Authors: Hans-Jürgen Rumpf, Sophia Achab, Joël Billieux, Henrietta Bowden-Jones, Natacha Carragher, Zsolt Demetrovics, Susumu Higuchi, Daniel L. King, Karl Mann, Marc Potenza, John B. Saunders, Max Abbott, Atul Ambekar, Osman Tolga Aricak, Sawitri Assanangkornchai, Norharlina Bahar, Guilherme Borges, Matthias Brand, Elda Mei-Lo Chan, Thomas Chung, Jeff Derevensky, Ahmad El Kashef, Michael Farrell, Naomi A. Fineberg, Claudia Gandin, Douglas A. Gentile, Mark D. Griffiths, Anna E. Goudriaan, Marie Grall-Bronnec, Wei Hao, David C. Hodgins, Patrick Ip, Orsolya Király, Hae Kook Lee, Daria Kuss, Jeroen S. Lemmens, Jiang Long, Olatz Lopez-Fernandez, Satoko Mihara, Nancy M. Petry, Halley M. Pontes, Afarin Rahimi-Movaghar, Florian Rehbein, Jürgen Rehm, Emanuele Scafato, Manoi Sharma, Daniel Spritzer, Dan J. Stein, Philip Tam, Aviv Weinstein, Hans-Ulrich Wittchen, Klaus Wölfling, Daniele Zullino, and Vladimir Poznyak

The proposed introduction of gaming disorder (GD) in the 11th revision of the International Classification of Diseases (ICD-11) developed by the World Health Organization (WHO) has led to a lively debate over the past year.
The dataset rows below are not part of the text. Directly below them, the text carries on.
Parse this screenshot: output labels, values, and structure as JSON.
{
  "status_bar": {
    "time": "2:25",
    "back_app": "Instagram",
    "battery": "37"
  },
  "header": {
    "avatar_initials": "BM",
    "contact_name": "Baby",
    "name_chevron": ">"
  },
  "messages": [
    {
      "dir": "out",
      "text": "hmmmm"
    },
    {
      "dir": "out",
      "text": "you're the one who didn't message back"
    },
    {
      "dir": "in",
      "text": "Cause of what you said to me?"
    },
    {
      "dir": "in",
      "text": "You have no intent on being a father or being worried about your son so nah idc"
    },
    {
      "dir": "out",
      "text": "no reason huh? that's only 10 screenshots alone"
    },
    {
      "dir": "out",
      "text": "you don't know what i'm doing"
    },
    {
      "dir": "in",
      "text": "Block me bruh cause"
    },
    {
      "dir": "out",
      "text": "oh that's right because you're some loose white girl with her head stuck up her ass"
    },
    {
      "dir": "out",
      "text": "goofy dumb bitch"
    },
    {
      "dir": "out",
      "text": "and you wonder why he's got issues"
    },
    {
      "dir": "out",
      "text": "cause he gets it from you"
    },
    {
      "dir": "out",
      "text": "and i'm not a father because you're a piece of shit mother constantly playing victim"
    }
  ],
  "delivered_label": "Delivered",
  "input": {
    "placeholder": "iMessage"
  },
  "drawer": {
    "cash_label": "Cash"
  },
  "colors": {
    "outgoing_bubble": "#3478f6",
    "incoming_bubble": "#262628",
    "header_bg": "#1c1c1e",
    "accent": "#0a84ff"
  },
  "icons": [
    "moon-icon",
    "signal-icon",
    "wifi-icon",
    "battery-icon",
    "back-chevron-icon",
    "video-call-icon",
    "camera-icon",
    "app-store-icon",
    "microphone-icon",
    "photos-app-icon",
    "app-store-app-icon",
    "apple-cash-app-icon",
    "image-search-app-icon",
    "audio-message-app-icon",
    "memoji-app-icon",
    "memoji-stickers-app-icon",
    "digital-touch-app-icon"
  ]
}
Besides the broad support for the decision in the academic press, a recent publication by van Rooij et al. (2018) repeated the criticism raised against the inclusion of GD in ICD-11 by Aarseth et al. (2017). We argue that this group of researchers fails to recognize the clinical and public health considerations, which support the WHO perspective. It is important to recognize a range of biases that may influence this debate; in particular, the gaming industry may wish to diminish its responsibility by claiming that GD is not a public health problem, a position which maybe supported by arguments from scholars based in media psychology, computer games research, communication science, and related disciplines. However, just as with any other disease or disorder in the ICD-11, the decision whether or not to include GD is based on clinical evidence and public health needs. Therefore, we reiterate our conclusion that including GD reflects the essence of the ICD and will facilitate treatment and prevention for those who need it.

Open access